A deep and deadly Blow.

AEneas was wounded after the same Manner by an unknown Hand in the midst of a Parly.

Has inter voces, media inter talia verba,
Ecce viro stridens alis allapsa sagitta est,
Incertum qua pulsa manu …

But of all the descriptive Parts of this Song, there are none more beautiful than the four following Stanzas which have a great Force and Spirit in them, and are filled with very natural Circumstances.

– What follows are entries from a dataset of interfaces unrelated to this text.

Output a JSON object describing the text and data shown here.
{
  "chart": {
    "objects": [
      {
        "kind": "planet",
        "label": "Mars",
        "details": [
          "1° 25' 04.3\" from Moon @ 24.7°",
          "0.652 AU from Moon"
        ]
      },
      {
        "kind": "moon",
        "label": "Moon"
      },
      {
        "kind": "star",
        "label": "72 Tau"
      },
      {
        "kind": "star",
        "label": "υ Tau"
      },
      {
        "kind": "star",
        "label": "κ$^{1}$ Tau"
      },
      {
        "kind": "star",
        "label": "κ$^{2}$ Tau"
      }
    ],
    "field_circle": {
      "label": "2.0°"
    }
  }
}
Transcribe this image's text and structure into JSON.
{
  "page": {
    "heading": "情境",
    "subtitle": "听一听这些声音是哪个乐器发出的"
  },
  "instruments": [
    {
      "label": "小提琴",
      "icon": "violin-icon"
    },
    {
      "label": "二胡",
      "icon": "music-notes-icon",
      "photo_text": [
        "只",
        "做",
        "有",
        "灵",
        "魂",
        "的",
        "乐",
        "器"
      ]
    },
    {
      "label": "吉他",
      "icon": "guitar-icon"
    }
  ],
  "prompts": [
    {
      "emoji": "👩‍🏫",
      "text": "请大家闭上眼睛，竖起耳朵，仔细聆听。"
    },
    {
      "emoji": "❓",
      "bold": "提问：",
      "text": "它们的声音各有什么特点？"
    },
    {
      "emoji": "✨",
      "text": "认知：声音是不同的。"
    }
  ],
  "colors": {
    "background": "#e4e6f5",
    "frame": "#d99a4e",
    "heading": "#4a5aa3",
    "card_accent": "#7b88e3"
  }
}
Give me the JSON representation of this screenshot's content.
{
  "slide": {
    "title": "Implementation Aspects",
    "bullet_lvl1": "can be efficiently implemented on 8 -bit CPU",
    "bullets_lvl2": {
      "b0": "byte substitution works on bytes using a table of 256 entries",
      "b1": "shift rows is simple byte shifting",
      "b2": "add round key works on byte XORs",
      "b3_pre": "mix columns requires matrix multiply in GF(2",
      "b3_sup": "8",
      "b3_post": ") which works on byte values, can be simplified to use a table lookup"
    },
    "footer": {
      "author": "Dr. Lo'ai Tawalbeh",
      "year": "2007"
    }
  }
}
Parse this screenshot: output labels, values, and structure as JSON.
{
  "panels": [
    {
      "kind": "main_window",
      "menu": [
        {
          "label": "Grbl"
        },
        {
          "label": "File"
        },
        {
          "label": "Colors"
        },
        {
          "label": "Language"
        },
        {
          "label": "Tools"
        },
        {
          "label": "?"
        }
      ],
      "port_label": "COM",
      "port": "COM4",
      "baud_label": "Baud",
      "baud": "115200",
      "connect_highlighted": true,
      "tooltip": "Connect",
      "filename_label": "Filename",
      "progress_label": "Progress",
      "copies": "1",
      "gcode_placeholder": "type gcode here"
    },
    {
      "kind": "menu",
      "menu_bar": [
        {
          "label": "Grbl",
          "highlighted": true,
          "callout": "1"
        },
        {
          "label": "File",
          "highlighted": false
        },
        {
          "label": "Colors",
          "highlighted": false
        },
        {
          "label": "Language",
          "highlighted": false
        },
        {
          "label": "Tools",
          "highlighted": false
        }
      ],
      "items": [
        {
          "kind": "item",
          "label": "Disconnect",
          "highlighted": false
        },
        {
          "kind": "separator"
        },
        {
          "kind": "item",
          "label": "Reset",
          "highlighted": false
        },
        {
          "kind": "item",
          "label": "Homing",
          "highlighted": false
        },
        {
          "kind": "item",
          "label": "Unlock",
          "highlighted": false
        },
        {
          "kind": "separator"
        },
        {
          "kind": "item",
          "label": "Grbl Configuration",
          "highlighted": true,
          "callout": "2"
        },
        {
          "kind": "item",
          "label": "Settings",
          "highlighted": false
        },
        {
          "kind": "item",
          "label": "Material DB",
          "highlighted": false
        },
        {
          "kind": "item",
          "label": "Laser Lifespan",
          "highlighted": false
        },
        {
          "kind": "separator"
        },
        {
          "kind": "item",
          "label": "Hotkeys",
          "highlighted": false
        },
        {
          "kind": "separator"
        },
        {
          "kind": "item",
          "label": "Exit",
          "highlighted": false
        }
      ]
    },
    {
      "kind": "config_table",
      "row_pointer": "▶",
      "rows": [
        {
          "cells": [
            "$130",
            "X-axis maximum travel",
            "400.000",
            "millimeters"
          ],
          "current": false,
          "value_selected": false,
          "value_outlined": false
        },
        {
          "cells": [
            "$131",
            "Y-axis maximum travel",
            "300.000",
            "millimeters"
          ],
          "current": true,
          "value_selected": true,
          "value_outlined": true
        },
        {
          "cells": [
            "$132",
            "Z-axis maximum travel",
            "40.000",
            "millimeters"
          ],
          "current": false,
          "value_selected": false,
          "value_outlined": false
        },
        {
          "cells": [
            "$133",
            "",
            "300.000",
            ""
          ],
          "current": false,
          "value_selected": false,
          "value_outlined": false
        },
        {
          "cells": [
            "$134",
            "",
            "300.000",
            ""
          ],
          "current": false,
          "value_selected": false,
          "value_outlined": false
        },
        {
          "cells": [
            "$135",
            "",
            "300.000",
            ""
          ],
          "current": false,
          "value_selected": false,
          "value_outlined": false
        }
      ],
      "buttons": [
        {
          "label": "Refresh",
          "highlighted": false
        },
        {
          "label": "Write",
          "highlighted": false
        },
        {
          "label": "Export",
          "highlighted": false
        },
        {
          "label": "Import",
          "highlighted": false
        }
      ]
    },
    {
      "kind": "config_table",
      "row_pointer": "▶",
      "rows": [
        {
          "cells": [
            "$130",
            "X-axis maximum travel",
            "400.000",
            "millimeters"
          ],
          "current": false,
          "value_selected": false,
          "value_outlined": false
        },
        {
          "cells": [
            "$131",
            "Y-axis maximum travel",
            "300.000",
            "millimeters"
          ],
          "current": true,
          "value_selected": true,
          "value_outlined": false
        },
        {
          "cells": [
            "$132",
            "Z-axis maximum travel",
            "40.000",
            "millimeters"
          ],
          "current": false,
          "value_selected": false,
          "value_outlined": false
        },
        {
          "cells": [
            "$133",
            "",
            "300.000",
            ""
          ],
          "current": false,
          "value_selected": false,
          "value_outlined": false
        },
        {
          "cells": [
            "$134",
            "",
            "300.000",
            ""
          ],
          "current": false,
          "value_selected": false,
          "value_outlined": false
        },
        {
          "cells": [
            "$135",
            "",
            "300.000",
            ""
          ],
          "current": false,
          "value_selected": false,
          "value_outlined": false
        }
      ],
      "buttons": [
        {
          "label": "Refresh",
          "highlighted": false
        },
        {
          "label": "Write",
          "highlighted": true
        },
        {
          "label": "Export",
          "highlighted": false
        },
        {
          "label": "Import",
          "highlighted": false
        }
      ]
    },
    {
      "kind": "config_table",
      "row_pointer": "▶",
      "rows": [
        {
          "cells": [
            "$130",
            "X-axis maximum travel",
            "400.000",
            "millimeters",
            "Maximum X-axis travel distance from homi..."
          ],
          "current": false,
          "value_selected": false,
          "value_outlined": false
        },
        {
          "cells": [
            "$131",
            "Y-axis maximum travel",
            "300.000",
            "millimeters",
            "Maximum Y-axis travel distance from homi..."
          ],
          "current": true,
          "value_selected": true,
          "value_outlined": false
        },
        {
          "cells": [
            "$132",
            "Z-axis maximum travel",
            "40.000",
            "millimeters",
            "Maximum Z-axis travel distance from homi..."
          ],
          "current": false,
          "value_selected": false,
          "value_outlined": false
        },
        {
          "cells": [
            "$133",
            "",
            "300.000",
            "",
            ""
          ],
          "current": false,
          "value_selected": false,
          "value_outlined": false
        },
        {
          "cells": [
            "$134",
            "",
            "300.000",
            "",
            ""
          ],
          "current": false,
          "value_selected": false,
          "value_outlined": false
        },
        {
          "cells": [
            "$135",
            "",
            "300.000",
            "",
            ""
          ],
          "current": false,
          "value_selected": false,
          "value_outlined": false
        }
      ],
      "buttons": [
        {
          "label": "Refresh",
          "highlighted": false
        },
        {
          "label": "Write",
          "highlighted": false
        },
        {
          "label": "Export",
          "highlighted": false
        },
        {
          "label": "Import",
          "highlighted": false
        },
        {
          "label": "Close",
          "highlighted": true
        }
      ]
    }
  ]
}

The Thought in the third Stanza was never touched by any other Poet, and is such an one as would have shined in Homer or in Virgil.

So thus did both those Nobles die,
Whose Courage none could stain:
An English Archer then perceived
The noble Earl was slain.

He had a Bow bent in his Hand,
Made of a trusty Tree,
An Arrow of a Cloth-yard long
Unto the Head drew he.

Against Sir Hugh Montgomery
So right his Shaft he set,
The Gray-goose Wing that was thereon
In his Heart-Blood was wet.

This Fight did last from Break of Day
Till setting of the Sun;
For when they rung the Evening Bell
The Battle scarce was done.

One may observe likewise, that in the Catalogue of the Slain the Author has followed the Example of the greatest ancient Poets, not only in giving a long List of the Dead, but by diversifying it with little Characters of particular Persons.

And with Earl Dowglas there was slain
Sir Hugh Montgomery,
Sir Charles Carrel, that from the Field
One Foot would never fly:

Sir Charles Murrel of Ratcliff too,
His Sister’s Son was he;
Sir David Lamb, so well esteem’d,
Yet saved could not be.

The familiar Sound in these Names destroys the Majesty of the Description; for this Reason I do not mention this Part of the Poem but to shew the natural Cast of Thought which appears in it, as the two last Verses look almost like a Translation of Virgil.

… Cadit et Ripheus justissimus unus
Qui fuit in Teucris et servantissimus aequi,
Diis aliter visum est …

In the Catalogue of the English [who [5]] fell, Witherington’s Behaviour is in the same manner particularized very artfully, as the Reader is prepared for it by that Account which is given of him in the Beginning of the Battle [; though I am satisfied your little Buffoon Readers (who have seen that Passage ridiculed in Hudibras) will not be able to take the Beauty of it: For which Reason I dare not so much as quote it].

Then stept a gallant Squire forth,
Witherington was his Name,
Who said, I would not have it told
To Henry our King for Shame,

That e’er my Captain fought on Foot,
And I stood looking on.

We meet with the same Heroic Sentiments in Virgil.

Non pudet, O Rutuli, cunctis pro talibus unam
Objectare animam? numerone an viribus aequi
Non sumus … ?

What can be more natural or more moving than the Circumstances in which he describes the Behaviour of those Women who had lost their Husbands on this fatal Day?

Next Day did many Widows come
Their Husbands to bewail;
They washed their Wounds in brinish Tears,
But all would not prevail.

Their Bodies bath’d in purple Blood,
They bore with them away;
They kiss’d them dead a thousand Times,
When they were clad in Clay.

Thus we see how the Thoughts of this Poem, which naturally arise from the Subject, are always simple, and sometimes exquisitely noble; that the Language is often very sounding, and that the whole is written with a true poetical Spirit.

If this Song had been written in the Gothic Manner, which is the Delight of all our little Wits, whether Writers or Readers, it would not have hit the Taste of so many Ages, and have pleased the Readers of all Ranks and Conditions. I shall only beg Pardon for such a Profusion of Latin Quotations; which I should not have made use of, but that I feared my own Judgment would have looked too singular on such a Subject, had not I supported it by the Practice and Authority of Virgil.


[Footnote 1: that]

[Footnote 2: very sonorous;]

[Footnote 3: should perish]

[Footnote 4: should arise]

[Footnote 5: that]